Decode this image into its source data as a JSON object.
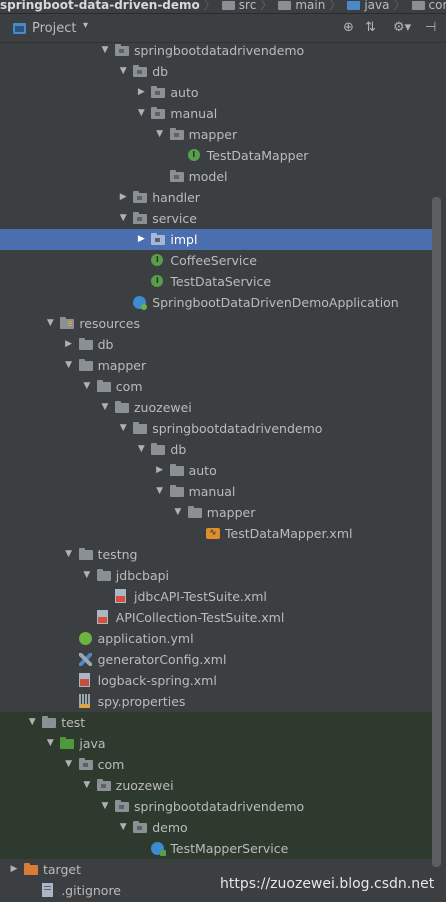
{
  "breadcrumbs": [
    "springboot-data-driven-demo",
    "src",
    "main",
    "java",
    "com"
  ],
  "toolbar": {
    "title": "Project",
    "dropdown_glyph": "▾",
    "buttons": [
      {
        "name": "locate-icon",
        "glyph": "⊕"
      },
      {
        "name": "collapse-all-icon",
        "glyph": "⇅"
      },
      {
        "name": "settings-icon",
        "glyph": "⚙▾"
      },
      {
        "name": "hide-icon",
        "glyph": "⊣"
      }
    ]
  },
  "tree": [
    {
      "label": "springbootdatadrivendemo",
      "level": 6,
      "arrow": "down",
      "icon": "package"
    },
    {
      "label": "db",
      "level": 7,
      "arrow": "down",
      "icon": "package"
    },
    {
      "label": "auto",
      "level": 8,
      "arrow": "right",
      "icon": "package"
    },
    {
      "label": "manual",
      "level": 8,
      "arrow": "down",
      "icon": "package"
    },
    {
      "label": "mapper",
      "level": 9,
      "arrow": "down",
      "icon": "package"
    },
    {
      "label": "TestDataMapper",
      "level": 10,
      "arrow": "",
      "icon": "interface"
    },
    {
      "label": "model",
      "level": 9,
      "arrow": "",
      "icon": "package"
    },
    {
      "label": "handler",
      "level": 7,
      "arrow": "right",
      "icon": "package"
    },
    {
      "label": "service",
      "level": 7,
      "arrow": "down",
      "icon": "package"
    },
    {
      "label": "impl",
      "level": 8,
      "arrow": "right",
      "icon": "package-selected",
      "selected": true
    },
    {
      "label": "CoffeeService",
      "level": 8,
      "arrow": "",
      "icon": "interface"
    },
    {
      "label": "TestDataService",
      "level": 8,
      "arrow": "",
      "icon": "interface"
    },
    {
      "label": "SpringbootDataDrivenDemoApplication",
      "level": 7,
      "arrow": "",
      "icon": "spring-app"
    },
    {
      "label": "resources",
      "level": 3,
      "arrow": "down",
      "icon": "resources"
    },
    {
      "label": "db",
      "level": 4,
      "arrow": "right",
      "icon": "folder"
    },
    {
      "label": "mapper",
      "level": 4,
      "arrow": "down",
      "icon": "folder"
    },
    {
      "label": "com",
      "level": 5,
      "arrow": "down",
      "icon": "folder"
    },
    {
      "label": "zuozewei",
      "level": 6,
      "arrow": "down",
      "icon": "folder"
    },
    {
      "label": "springbootdatadrivendemo",
      "level": 7,
      "arrow": "down",
      "icon": "folder"
    },
    {
      "label": "db",
      "level": 8,
      "arrow": "down",
      "icon": "folder"
    },
    {
      "label": "auto",
      "level": 9,
      "arrow": "right",
      "icon": "folder"
    },
    {
      "label": "manual",
      "level": 9,
      "arrow": "down",
      "icon": "folder"
    },
    {
      "label": "mapper",
      "level": 10,
      "arrow": "down",
      "icon": "folder"
    },
    {
      "label": "TestDataMapper.xml",
      "level": 11,
      "arrow": "",
      "icon": "mybatis-xml"
    },
    {
      "label": "testng",
      "level": 4,
      "arrow": "down",
      "icon": "folder"
    },
    {
      "label": "jdbcbapi",
      "level": 5,
      "arrow": "down",
      "icon": "folder"
    },
    {
      "label": "jdbcAPI-TestSuite.xml",
      "level": 6,
      "arrow": "",
      "icon": "testng-suite"
    },
    {
      "label": "APICollection-TestSuite.xml",
      "level": 5,
      "arrow": "",
      "icon": "testng-suite"
    },
    {
      "label": "application.yml",
      "level": 4,
      "arrow": "",
      "icon": "spring-yml"
    },
    {
      "label": "generatorConfig.xml",
      "level": 4,
      "arrow": "",
      "icon": "generator-config"
    },
    {
      "label": "logback-spring.xml",
      "level": 4,
      "arrow": "",
      "icon": "logback-xml"
    },
    {
      "label": "spy.properties",
      "level": 4,
      "arrow": "",
      "icon": "properties"
    },
    {
      "label": "test",
      "level": 2,
      "arrow": "down",
      "icon": "folder",
      "test": true
    },
    {
      "label": "java",
      "level": 3,
      "arrow": "down",
      "icon": "test-source",
      "test": true
    },
    {
      "label": "com",
      "level": 4,
      "arrow": "down",
      "icon": "package",
      "test": true
    },
    {
      "label": "zuozewei",
      "level": 5,
      "arrow": "down",
      "icon": "package",
      "test": true
    },
    {
      "label": "springbootdatadrivendemo",
      "level": 6,
      "arrow": "down",
      "icon": "package",
      "test": true
    },
    {
      "label": "demo",
      "level": 7,
      "arrow": "down",
      "icon": "package",
      "test": true
    },
    {
      "label": "TestMapperService",
      "level": 8,
      "arrow": "",
      "icon": "test-class",
      "test": true
    },
    {
      "label": "target",
      "level": 1,
      "arrow": "right",
      "icon": "excluded-folder"
    },
    {
      "label": ".gitignore",
      "level": 2,
      "arrow": "",
      "icon": "text-file"
    }
  ],
  "watermark": "https://zuozewei.blog.csdn.net",
  "colors": {
    "background": "#3c3f41",
    "selection": "#4b6eaf",
    "test_row": "#2f3a2f",
    "text": "#bbbbbb"
  }
}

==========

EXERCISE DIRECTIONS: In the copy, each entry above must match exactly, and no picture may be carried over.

REPLY TO THE EXERCISE:
Decode this image into its source data as a JSON object.
{
  "breadcrumbs": [
    "springboot-data-driven-demo",
    "src",
    "main",
    "java",
    "com"
  ],
  "toolbar": {
    "title": "Project",
    "dropdown_glyph": "▾",
    "buttons": [
      {
        "name": "locate-icon",
        "glyph": "⊕"
      },
      {
        "name": "collapse-all-icon",
        "glyph": "⇅"
      },
      {
        "name": "settings-icon",
        "glyph": "⚙▾"
      },
      {
        "name": "hide-icon",
        "glyph": "⊣"
      }
    ]
  },
  "tree": [
    {
      "label": "springbootdatadrivendemo",
      "level": 6,
      "arrow": "down",
      "icon": "package"
    },
    {
      "label": "db",
      "level": 7,
      "arrow": "down",
      "icon": "package"
    },
    {
      "label": "auto",
      "level": 8,
      "arrow": "right",
      "icon": "package"
    },
    {
      "label": "manual",
      "level": 8,
      "arrow": "down",
      "icon": "package"
    },
    {
      "label": "mapper",
      "level": 9,
      "arrow": "down",
      "icon": "package"
    },
    {
      "label": "TestDataMapper",
      "level": 10,
      "arrow": "",
      "icon": "interface"
    },
    {
      "label": "model",
      "level": 9,
      "arrow": "",
      "icon": "package"
    },
    {
      "label": "handler",
      "level": 7,
      "arrow": "right",
      "icon": "package"
    },
    {
      "label": "service",
      "level": 7,
      "arrow": "down",
      "icon": "package"
    },
    {
      "label": "impl",
      "level": 8,
      "arrow": "right",
      "icon": "package-selected",
      "selected": true
    },
    {
      "label": "CoffeeService",
      "level": 8,
      "arrow": "",
      "icon": "interface"
    },
    {
      "label": "TestDataService",
      "level": 8,
      "arrow": "",
      "icon": "interface"
    },
    {
      "label": "SpringbootDataDrivenDemoApplication",
      "level": 7,
      "arrow": "",
      "icon": "spring-app"
    },
    {
      "label": "resources",
      "level": 3,
      "arrow": "down",
      "icon": "resources"
    },
    {
      "label": "db",
      "level": 4,
      "arrow": "right",
      "icon": "folder"
    },
    {
      "label": "mapper",
      "level": 4,
      "arrow": "down",
      "icon": "folder"
    },
    {
      "label": "com",
      "level": 5,
      "arrow": "down",
      "icon": "folder"
    },
    {
      "label": "zuozewei",
      "level": 6,
      "arrow": "down",
      "icon": "folder"
    },
    {
      "label": "springbootdatadrivendemo",
      "level": 7,
      "arrow": "down",
      "icon": "folder"
    },
    {
      "label": "db",
      "level": 8,
      "arrow": "down",
      "icon": "folder"
    },
    {
      "label": "auto",
      "level": 9,
      "arrow": "right",
      "icon": "folder"
    },
    {
      "label": "manual",
      "level": 9,
      "arrow": "down",
      "icon": "folder"
    },
    {
      "label": "mapper",
      "level": 10,
      "arrow": "down",
      "icon": "folder"
    },
    {
      "label": "TestDataMapper.xml",
      "level": 11,
      "arrow": "",
      "icon": "mybatis-xml"
    },
    {
      "label": "testng",
      "level": 4,
      "arrow": "down",
      "icon": "folder"
    },
    {
      "label": "jdbcbapi",
      "level": 5,
      "arrow": "down",
      "icon": "folder"
    },
    {
      "label": "jdbcAPI-TestSuite.xml",
      "level": 6,
      "arrow": "",
      "icon": "testng-suite"
    },
    {
      "label": "APICollection-TestSuite.xml",
      "level": 5,
      "arrow": "",
      "icon": "testng-suite"
    },
    {
      "label": "application.yml",
      "level": 4,
      "arrow": "",
      "icon": "spring-yml"
    },
    {
      "label": "generatorConfig.xml",
      "level": 4,
      "arrow": "",
      "icon": "generator-config"
    },
    {
      "label": "logback-spring.xml",
      "level": 4,
      "arrow": "",
      "icon": "logback-xml"
    },
    {
      "label": "spy.properties",
      "level": 4,
      "arrow": "",
      "icon": "properties"
    },
    {
      "label": "test",
      "level": 2,
      "arrow": "down",
      "icon": "folder",
      "test": true
    },
    {
      "label": "java",
      "level": 3,
      "arrow": "down",
      "icon": "test-source",
      "test": true
    },
    {
      "label": "com",
      "level": 4,
      "arrow": "down",
      "icon": "package",
      "test": true
    },
    {
      "label": "zuozewei",
      "level": 5,
      "arrow": "down",
      "icon": "package",
      "test": true
    },
    {
      "label": "springbootdatadrivendemo",
      "level": 6,
      "arrow": "down",
      "icon": "package",
      "test": true
    },
    {
      "label": "demo",
      "level": 7,
      "arrow": "down",
      "icon": "package",
      "test": true
    },
    {
      "label": "TestMapperService",
      "level": 8,
      "arrow": "",
      "icon": "test-class",
      "test": true
    },
    {
      "label": "target",
      "level": 1,
      "arrow": "right",
      "icon": "excluded-folder"
    },
    {
      "label": ".gitignore",
      "level": 2,
      "arrow": "",
      "icon": "text-file"
    }
  ],
  "watermark": "https://zuozewei.blog.csdn.net",
  "colors": {
    "background": "#3c3f41",
    "selection": "#4b6eaf",
    "test_row": "#2f3a2f",
    "text": "#bbbbbb"
  }
}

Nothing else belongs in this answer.